**What the task asks**: Copy out each line below in which the string "JSON" appears.

**Material supplied**:
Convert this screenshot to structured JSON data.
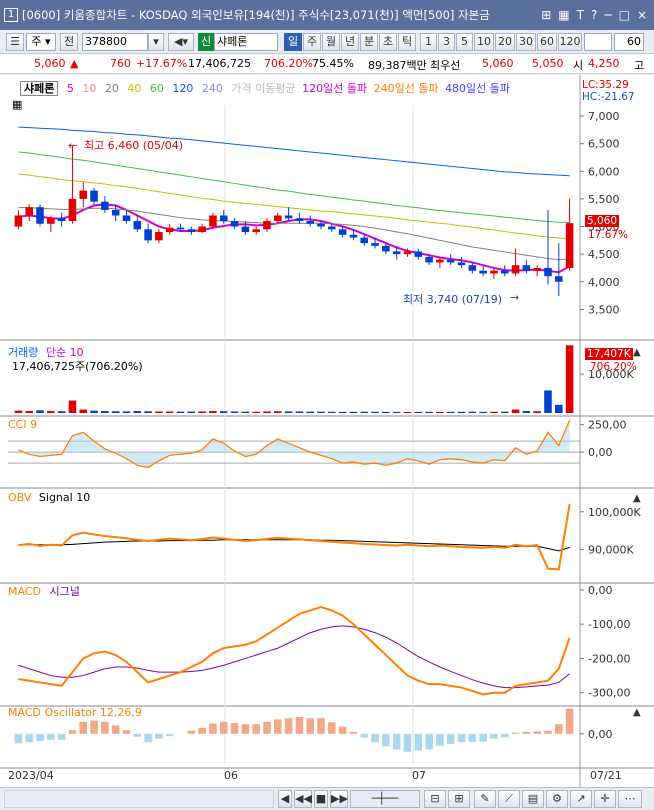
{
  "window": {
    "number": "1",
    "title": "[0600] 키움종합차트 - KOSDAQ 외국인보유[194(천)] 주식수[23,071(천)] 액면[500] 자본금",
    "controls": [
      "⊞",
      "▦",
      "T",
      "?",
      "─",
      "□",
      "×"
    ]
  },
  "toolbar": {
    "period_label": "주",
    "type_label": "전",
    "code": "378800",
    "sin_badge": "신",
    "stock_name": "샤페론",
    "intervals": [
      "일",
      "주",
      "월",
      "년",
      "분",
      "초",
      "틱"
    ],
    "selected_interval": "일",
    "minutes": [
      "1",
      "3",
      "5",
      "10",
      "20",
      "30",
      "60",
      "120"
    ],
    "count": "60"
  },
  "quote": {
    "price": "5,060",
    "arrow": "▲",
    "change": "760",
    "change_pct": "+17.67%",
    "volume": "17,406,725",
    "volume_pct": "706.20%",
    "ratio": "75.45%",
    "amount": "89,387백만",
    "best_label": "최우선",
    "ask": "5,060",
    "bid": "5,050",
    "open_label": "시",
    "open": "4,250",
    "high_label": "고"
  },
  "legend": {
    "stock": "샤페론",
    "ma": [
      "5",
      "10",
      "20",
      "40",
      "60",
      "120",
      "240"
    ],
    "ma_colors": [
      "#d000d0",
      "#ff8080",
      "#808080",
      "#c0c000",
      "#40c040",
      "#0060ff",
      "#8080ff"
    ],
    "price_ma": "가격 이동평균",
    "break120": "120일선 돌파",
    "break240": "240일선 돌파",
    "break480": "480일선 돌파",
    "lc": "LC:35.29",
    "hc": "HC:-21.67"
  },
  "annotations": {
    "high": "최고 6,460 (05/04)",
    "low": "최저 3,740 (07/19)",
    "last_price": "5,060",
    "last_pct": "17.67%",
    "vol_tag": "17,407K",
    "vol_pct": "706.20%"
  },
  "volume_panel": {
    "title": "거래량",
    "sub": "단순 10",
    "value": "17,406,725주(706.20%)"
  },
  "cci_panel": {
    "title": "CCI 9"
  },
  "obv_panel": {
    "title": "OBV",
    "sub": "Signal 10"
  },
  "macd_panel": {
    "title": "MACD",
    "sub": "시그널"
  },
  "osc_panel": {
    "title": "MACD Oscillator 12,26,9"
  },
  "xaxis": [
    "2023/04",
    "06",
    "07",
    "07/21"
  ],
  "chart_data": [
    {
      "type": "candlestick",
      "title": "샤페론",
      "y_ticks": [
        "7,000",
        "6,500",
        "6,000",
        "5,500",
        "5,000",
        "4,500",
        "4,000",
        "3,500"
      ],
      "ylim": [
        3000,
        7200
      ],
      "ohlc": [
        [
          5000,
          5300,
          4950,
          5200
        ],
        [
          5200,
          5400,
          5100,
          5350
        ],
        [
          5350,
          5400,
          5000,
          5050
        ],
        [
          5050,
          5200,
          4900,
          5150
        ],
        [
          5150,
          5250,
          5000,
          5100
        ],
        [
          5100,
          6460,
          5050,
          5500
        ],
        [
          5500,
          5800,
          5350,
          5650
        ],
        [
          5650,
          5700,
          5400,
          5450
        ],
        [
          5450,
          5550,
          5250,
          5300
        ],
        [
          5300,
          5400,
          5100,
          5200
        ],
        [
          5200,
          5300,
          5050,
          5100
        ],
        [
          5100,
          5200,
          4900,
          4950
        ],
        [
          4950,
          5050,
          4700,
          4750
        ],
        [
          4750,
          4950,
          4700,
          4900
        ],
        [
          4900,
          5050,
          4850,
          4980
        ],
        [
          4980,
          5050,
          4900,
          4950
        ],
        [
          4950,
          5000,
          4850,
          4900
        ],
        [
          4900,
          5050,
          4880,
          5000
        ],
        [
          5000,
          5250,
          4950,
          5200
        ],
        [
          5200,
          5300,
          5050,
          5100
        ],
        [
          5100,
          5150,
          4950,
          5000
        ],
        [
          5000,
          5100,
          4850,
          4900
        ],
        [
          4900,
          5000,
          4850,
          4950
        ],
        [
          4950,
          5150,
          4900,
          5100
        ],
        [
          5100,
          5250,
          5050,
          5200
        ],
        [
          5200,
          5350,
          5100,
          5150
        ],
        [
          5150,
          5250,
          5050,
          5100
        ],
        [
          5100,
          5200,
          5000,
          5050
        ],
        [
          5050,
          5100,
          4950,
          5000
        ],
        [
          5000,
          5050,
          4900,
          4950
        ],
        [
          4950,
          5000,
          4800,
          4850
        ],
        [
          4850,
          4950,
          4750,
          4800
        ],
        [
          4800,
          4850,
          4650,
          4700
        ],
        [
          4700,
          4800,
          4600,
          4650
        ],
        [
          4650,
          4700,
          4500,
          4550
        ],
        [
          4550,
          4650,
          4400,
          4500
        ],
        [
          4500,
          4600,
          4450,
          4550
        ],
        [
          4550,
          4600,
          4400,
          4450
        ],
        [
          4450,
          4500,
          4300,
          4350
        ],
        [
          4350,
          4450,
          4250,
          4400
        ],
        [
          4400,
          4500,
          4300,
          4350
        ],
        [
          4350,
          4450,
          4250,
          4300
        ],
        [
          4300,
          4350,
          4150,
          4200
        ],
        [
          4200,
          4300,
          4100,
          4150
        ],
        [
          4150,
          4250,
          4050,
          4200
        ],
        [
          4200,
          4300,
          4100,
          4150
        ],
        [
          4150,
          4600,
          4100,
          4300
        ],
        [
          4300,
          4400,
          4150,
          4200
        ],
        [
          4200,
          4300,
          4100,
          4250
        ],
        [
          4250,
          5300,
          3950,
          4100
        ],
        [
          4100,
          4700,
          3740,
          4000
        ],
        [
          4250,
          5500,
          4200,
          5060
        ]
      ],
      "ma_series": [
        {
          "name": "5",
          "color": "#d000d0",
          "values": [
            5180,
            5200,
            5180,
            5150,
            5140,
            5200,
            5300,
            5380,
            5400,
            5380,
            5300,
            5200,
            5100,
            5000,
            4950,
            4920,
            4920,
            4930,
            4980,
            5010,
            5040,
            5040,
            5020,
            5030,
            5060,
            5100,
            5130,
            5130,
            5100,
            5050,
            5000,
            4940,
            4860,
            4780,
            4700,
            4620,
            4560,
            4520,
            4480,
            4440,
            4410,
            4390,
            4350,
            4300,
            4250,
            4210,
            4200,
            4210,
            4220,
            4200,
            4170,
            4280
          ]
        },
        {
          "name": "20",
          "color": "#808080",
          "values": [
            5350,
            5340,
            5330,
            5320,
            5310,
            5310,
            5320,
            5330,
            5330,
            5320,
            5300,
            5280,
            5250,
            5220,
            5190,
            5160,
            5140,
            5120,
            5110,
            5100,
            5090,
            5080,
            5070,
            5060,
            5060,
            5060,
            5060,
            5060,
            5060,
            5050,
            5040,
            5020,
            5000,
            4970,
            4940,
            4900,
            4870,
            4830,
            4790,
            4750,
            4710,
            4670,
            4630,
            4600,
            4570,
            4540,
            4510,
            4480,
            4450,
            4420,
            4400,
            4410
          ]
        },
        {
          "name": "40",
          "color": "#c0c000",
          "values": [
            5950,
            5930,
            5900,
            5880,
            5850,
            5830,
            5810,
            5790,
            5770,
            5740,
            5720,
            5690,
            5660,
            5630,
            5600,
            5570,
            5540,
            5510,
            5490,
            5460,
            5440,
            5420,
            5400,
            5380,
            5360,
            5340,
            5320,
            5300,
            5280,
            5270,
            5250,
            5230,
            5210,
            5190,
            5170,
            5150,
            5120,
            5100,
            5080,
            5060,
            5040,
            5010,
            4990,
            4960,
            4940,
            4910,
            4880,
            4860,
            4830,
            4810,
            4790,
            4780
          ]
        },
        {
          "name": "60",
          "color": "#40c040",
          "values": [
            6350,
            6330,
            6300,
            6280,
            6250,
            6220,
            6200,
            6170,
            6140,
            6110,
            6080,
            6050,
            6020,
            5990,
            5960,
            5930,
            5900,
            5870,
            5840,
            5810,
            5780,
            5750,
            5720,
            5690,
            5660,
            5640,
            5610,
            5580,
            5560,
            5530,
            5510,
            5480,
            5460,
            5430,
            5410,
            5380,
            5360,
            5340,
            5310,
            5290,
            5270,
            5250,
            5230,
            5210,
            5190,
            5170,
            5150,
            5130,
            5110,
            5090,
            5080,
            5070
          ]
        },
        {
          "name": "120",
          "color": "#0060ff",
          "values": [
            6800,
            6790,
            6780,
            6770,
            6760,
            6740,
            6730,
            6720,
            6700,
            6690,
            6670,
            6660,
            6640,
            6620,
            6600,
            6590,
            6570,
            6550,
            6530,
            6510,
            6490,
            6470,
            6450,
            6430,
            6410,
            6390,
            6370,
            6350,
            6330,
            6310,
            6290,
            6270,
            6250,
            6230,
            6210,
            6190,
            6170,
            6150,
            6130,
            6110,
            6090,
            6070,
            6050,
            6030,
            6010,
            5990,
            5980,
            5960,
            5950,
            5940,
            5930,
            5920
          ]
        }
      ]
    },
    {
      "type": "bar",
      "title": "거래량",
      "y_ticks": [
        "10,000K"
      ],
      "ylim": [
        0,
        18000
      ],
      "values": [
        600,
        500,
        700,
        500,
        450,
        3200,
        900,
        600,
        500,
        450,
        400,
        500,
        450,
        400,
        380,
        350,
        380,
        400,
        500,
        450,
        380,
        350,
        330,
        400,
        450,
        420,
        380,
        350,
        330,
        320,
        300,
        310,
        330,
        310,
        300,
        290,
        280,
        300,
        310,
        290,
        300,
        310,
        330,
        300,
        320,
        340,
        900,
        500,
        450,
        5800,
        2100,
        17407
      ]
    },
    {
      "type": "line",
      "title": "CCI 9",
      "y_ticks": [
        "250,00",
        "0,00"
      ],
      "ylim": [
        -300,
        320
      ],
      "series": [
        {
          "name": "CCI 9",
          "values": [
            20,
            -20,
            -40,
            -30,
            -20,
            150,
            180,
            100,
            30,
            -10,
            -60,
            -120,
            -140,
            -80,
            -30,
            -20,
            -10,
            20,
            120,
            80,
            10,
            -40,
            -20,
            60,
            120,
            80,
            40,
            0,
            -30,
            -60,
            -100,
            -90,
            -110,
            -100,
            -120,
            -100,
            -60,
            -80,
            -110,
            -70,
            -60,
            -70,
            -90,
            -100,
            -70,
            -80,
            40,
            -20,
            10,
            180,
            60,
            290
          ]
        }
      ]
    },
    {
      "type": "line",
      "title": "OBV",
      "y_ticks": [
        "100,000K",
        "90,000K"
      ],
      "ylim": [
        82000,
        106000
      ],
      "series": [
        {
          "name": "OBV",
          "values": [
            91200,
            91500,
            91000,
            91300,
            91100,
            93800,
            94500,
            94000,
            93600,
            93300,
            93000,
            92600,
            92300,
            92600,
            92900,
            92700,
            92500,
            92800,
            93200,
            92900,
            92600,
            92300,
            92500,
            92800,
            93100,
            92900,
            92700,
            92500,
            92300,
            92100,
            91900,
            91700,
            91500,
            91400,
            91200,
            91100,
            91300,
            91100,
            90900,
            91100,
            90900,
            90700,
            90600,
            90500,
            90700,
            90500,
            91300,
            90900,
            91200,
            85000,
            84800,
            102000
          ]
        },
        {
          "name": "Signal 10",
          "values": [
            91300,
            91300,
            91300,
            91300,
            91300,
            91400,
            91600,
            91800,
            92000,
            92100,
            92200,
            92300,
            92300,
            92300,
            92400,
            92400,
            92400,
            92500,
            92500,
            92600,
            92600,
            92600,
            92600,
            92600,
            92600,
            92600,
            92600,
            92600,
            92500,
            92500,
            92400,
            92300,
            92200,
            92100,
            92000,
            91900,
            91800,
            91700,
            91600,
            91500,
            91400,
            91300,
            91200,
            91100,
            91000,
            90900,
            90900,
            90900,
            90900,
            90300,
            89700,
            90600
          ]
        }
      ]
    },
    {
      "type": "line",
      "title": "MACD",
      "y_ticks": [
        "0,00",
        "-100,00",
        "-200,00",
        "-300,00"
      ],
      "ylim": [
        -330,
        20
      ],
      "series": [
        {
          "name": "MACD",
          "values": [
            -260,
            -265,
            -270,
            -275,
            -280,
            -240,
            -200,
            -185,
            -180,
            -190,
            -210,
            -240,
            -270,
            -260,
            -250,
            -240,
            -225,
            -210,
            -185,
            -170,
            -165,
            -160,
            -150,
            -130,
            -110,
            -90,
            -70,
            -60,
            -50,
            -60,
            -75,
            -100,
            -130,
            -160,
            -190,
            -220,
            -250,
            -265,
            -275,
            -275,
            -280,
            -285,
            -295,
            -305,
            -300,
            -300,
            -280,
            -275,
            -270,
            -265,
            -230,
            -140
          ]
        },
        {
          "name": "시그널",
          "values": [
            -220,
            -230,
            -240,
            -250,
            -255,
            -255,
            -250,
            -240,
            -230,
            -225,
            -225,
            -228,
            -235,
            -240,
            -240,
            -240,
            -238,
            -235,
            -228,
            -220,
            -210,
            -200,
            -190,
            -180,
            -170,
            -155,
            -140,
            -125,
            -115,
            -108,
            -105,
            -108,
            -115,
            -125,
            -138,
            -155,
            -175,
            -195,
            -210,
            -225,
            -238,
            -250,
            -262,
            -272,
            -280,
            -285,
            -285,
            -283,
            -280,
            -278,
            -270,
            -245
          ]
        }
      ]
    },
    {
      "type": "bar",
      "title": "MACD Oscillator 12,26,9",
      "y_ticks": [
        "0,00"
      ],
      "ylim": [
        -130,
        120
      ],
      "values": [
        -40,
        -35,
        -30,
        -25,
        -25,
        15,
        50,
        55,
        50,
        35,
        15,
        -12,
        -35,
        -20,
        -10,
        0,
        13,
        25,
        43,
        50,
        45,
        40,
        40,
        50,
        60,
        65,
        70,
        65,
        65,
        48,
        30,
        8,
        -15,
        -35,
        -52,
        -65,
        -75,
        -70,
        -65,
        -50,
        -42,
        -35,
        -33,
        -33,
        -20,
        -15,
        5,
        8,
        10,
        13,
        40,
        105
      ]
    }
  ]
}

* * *

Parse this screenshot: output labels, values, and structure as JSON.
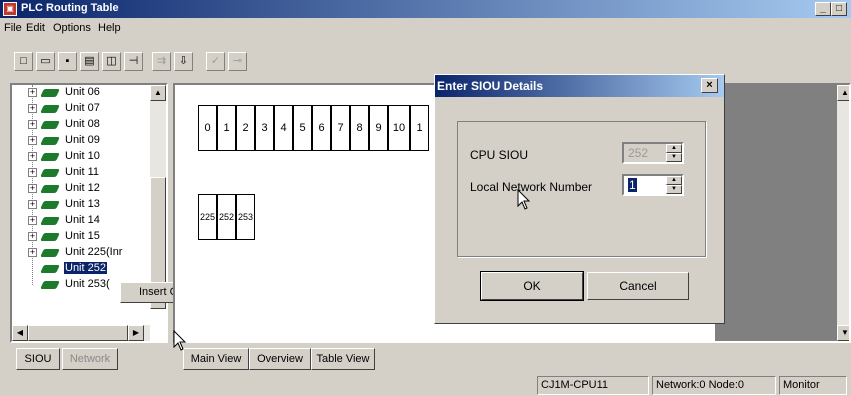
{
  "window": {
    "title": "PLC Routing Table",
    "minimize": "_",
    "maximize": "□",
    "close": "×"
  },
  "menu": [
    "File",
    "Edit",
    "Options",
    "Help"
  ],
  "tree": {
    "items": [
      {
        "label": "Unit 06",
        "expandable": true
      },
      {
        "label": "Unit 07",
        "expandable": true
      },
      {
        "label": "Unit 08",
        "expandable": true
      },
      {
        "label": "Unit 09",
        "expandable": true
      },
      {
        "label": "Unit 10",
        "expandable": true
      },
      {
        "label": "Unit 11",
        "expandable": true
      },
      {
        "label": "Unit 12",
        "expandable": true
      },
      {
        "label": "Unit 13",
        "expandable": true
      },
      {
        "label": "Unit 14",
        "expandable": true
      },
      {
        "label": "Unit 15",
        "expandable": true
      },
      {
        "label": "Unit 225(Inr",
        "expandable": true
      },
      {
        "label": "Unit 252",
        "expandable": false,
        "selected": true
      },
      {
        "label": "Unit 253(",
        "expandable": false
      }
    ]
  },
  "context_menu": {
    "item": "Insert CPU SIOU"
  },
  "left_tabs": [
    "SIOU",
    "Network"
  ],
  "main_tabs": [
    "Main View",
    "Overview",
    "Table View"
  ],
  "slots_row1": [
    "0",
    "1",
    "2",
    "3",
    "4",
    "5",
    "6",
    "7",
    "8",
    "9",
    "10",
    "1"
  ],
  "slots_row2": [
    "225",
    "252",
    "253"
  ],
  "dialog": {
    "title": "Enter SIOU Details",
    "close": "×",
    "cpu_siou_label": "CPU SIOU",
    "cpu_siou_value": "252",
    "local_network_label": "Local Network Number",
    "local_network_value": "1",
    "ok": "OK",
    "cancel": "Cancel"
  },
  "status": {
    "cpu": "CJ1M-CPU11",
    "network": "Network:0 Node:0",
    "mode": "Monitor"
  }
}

**Solution to the exercise**:
Convert this screenshot to structured JSON data.
Parse this screenshot: output labels, values, and structure as JSON.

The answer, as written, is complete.